Addressing a press conference, Tarar said his ministry would work in coordination with the newly-elected body of the Pakistan Medical and Dental Council (PMDC) but would not compromise on transparency.
“PMDC should carry out a fresh survey of all medical and dental colleges, rank them, and develop a mechanism for recognition and accreditation of colleges,” Tarar said and added that the new body now had mandate to look into corruption and other issues including bogus medical colleges and fake doctors.
“We expect from elected office bearers of the regulatory body to ensure transparent policy by defining its role, responsibility and domain,” the minister said, adding the council should also check mushroom growth of medical colleges in the country.
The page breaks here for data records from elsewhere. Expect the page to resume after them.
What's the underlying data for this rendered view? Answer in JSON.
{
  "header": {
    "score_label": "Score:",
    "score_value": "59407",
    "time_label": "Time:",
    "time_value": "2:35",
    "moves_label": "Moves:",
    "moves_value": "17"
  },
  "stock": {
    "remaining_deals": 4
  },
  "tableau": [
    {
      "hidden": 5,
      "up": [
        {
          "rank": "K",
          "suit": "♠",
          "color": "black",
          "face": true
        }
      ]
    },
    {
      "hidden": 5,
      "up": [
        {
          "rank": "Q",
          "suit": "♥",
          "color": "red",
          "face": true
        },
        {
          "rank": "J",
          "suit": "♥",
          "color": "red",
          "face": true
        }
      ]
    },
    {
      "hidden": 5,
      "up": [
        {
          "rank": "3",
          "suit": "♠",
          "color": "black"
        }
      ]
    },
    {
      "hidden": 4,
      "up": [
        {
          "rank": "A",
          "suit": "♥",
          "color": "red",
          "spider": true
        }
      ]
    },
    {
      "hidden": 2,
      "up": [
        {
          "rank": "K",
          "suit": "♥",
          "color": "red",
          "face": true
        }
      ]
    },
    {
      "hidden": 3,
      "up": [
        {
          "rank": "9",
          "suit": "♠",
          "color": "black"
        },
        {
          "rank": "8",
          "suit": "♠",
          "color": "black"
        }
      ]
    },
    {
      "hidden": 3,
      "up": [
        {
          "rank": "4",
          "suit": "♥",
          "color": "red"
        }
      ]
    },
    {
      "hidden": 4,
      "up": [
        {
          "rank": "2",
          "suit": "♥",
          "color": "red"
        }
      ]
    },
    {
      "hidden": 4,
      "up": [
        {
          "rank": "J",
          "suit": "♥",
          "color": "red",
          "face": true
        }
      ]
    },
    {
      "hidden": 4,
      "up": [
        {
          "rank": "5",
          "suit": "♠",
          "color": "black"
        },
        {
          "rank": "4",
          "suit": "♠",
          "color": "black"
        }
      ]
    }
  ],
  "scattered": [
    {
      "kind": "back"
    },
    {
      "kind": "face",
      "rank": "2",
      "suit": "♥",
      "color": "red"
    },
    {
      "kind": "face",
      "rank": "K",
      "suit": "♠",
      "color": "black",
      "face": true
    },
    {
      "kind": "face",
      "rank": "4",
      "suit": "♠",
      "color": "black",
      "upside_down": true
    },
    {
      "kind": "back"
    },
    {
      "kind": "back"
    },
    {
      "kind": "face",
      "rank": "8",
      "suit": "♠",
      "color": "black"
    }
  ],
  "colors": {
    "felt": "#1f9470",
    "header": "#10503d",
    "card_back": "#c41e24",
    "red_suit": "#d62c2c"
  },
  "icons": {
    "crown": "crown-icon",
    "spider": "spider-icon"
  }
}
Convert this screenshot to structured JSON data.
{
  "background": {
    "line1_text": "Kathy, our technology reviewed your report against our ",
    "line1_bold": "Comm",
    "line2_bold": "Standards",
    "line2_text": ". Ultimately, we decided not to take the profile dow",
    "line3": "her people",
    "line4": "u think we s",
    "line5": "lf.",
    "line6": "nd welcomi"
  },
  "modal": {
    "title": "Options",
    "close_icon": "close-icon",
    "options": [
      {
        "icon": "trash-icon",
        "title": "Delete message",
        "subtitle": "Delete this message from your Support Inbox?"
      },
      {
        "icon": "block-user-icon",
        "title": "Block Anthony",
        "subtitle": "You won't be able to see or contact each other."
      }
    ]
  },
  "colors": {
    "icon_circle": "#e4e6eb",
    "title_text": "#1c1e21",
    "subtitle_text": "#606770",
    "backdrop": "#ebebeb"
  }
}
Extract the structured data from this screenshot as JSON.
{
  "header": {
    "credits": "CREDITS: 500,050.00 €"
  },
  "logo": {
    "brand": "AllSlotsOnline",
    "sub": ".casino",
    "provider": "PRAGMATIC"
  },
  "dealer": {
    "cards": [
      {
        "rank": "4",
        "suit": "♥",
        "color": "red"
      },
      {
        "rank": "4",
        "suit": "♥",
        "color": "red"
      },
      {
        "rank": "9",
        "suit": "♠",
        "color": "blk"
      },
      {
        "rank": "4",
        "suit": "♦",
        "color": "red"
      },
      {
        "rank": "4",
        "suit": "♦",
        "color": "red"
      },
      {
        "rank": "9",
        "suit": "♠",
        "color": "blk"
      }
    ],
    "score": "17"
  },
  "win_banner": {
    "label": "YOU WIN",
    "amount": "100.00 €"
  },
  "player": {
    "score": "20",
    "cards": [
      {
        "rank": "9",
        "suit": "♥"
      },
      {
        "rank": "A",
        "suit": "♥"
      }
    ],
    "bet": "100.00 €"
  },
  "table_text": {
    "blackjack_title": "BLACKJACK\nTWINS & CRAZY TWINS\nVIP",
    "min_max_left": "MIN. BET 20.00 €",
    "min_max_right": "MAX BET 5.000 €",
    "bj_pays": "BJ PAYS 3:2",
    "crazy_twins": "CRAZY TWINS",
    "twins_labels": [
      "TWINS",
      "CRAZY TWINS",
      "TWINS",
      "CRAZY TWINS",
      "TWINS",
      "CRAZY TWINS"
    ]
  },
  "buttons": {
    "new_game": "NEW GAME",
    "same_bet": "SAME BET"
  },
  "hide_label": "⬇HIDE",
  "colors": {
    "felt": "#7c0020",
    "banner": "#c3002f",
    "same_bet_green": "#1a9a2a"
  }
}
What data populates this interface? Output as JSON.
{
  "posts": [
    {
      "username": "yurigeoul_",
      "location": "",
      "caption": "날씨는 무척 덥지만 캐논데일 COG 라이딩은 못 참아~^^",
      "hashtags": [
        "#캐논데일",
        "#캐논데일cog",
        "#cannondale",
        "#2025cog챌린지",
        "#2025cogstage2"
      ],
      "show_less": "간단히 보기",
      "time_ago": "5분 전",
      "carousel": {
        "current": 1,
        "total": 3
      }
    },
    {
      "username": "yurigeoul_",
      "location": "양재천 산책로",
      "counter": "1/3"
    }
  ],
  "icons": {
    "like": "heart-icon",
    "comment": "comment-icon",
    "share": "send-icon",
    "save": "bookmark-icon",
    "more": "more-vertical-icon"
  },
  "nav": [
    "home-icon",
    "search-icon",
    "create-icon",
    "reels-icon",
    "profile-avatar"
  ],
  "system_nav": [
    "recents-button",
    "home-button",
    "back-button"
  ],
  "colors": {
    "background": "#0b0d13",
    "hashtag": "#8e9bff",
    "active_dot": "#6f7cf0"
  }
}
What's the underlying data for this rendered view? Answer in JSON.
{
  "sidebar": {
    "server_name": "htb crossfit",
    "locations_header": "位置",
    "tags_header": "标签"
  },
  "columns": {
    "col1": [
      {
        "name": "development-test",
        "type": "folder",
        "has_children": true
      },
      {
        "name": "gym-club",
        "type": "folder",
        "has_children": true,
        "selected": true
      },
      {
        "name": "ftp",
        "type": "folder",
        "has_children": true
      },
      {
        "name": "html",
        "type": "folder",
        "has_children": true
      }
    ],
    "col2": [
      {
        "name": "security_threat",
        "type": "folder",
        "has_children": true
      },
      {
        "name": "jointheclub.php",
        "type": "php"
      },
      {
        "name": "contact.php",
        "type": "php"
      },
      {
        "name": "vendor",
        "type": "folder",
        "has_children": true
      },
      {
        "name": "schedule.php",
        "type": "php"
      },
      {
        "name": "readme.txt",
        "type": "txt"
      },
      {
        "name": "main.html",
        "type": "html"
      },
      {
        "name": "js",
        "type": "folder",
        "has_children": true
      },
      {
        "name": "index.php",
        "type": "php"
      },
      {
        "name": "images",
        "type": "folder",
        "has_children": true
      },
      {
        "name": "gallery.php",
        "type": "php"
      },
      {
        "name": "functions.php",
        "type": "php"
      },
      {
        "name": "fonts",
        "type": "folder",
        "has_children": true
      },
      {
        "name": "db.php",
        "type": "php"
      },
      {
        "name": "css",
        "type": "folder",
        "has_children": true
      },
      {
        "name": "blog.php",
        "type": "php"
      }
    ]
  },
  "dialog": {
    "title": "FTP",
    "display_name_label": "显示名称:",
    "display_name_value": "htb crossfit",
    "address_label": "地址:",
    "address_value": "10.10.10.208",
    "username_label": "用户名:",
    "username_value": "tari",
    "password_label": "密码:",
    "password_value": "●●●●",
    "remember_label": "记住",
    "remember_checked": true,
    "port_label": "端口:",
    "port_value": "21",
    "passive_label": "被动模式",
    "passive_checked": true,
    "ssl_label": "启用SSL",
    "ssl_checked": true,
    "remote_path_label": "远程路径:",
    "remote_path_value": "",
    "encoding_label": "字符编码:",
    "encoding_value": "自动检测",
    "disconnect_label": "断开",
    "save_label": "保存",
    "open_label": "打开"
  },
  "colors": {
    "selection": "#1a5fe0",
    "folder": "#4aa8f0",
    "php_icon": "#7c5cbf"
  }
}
Tarar said in order to restore the eroding public confidence in the regulatory body, it should employ a robust mechanism for grievance redressal system and establish rigorous monitoring and evaluation system. In the council, equilibrium in administrative powers is imperative as this remained chief source of conflict and controversy over the years, she said.
To a question whether the ministry would investigate charges against ministry officials of taking bribes to award accreditation to medical colleges in the past, she said there were institutions like NAB and FIA to do that.
At the press conference, Dr Sania Nishtar, who was member of a judicial commission appointed to look into PMDC issues and also a former federal minister, said the transparent and fair manner in which revamping of PMDC had been taken deserved appreciation.
The newly-elected PMDC president Dr Shabbir Ahmed Lehri vowed to launch a campaign to check educational standards and medical services at colleges and hospitals. He said the council comprised members from all over the country.
He said that teams consisting of credible people would be sent to check standards at colleges and hospitals. In case of slackness, they would be given six months for improvement and in case of failure indiscriminate actions would taken against them including closure.
Published in The Express Tribune, January 30th, 2016.